To do – Find the word "floor" in the data, then copy each line where it is found.

Website and app data records
........

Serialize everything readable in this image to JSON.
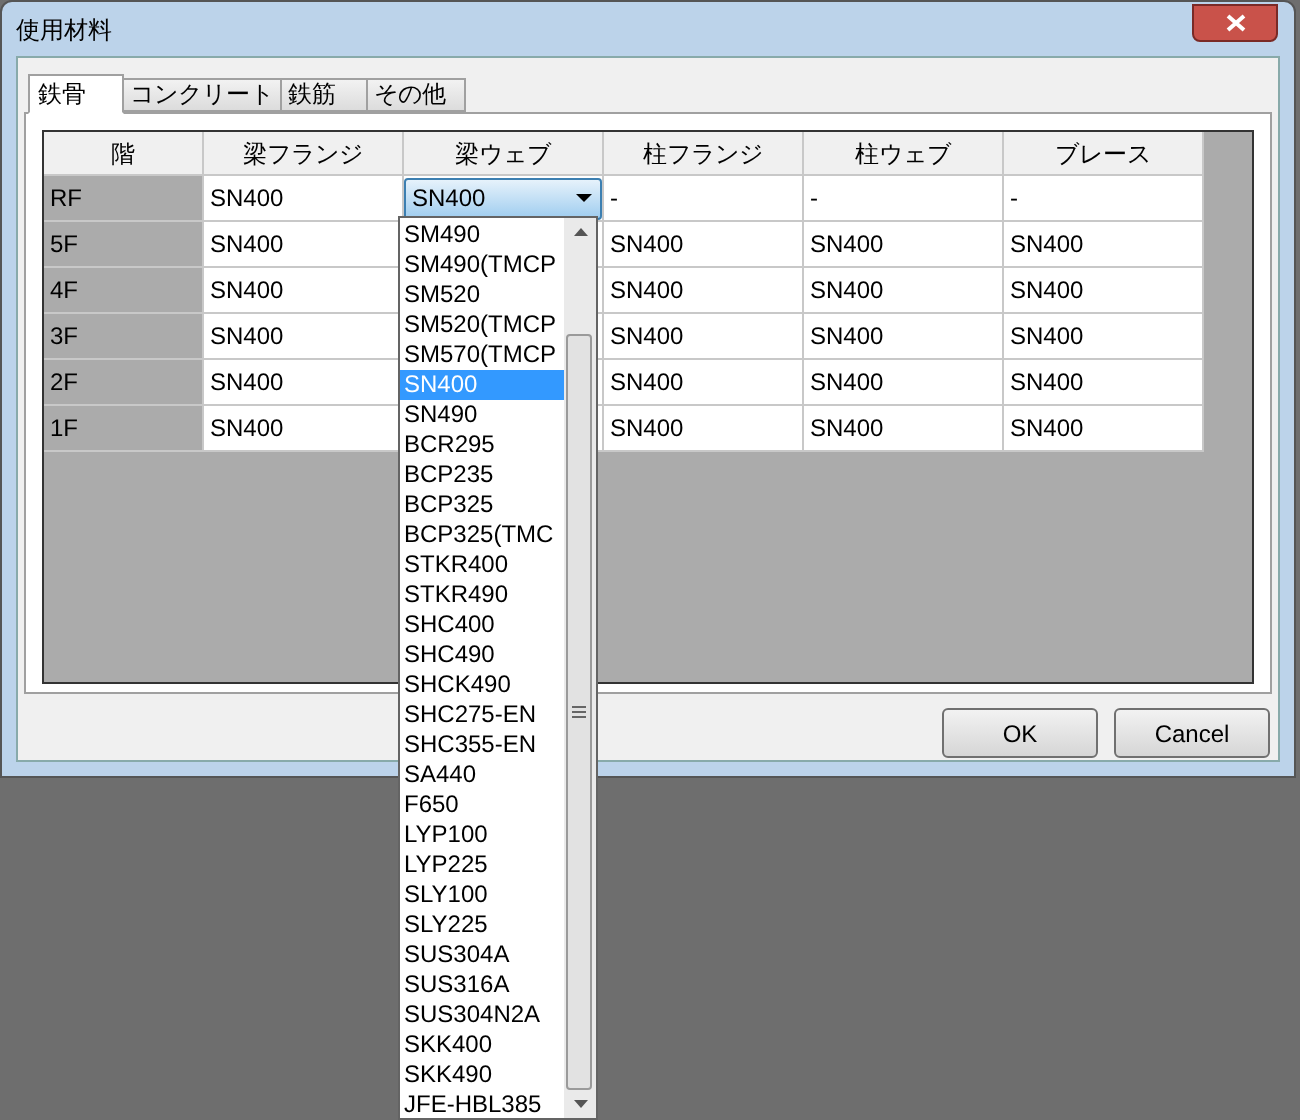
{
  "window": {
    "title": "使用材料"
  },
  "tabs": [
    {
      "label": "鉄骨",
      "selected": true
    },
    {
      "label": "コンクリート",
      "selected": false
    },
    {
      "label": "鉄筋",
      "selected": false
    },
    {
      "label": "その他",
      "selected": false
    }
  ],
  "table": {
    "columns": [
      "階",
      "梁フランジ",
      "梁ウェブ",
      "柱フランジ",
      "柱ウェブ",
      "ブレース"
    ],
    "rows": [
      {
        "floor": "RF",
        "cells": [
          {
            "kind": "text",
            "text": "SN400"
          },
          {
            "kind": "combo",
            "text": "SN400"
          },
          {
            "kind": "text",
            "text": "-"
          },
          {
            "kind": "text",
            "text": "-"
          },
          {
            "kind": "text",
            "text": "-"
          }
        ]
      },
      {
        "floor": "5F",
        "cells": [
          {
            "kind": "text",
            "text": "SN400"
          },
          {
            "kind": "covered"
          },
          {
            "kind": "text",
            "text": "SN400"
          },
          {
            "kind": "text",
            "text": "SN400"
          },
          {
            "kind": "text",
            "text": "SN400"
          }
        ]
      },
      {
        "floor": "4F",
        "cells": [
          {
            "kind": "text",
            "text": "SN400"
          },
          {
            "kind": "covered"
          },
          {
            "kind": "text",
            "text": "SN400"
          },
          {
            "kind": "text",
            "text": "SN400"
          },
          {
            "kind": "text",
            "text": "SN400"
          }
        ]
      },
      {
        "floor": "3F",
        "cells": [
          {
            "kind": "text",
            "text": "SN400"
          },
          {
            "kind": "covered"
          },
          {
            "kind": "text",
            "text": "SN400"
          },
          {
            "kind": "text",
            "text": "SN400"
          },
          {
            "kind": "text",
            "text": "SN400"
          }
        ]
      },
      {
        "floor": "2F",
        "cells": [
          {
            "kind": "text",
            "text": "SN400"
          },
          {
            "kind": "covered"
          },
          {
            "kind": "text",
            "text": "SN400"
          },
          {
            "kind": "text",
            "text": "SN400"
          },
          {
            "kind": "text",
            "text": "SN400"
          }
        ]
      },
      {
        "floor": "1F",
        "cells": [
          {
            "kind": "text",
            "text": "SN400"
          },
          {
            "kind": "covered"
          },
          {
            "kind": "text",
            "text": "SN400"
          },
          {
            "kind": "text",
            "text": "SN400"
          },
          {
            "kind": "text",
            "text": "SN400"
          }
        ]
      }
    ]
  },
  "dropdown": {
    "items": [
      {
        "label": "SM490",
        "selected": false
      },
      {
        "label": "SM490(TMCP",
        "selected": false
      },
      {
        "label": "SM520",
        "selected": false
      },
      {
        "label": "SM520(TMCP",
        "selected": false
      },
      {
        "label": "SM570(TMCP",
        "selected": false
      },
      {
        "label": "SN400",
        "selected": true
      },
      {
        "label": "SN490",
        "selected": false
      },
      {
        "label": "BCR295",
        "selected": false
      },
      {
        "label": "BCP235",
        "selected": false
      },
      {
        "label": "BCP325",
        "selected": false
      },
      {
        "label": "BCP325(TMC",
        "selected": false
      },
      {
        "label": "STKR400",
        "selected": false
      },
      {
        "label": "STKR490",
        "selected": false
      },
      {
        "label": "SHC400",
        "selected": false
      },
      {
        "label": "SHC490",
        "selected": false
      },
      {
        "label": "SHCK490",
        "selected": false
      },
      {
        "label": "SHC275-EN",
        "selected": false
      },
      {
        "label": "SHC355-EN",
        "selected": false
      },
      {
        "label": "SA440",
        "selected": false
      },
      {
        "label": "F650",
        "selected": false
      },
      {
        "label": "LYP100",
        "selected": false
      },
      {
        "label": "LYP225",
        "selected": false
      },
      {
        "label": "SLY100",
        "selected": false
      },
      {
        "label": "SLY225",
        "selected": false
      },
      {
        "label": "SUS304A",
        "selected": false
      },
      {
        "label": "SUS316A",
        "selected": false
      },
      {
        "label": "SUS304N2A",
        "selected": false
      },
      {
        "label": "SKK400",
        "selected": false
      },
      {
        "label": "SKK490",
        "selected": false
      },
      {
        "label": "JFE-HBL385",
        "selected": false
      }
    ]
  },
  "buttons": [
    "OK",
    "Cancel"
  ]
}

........

Reply to the exercise –
        "floor": "RF",
        "floor": "5F",
        "floor": "4F",
        "floor": "3F",
        "floor": "2F",
        "floor": "1F",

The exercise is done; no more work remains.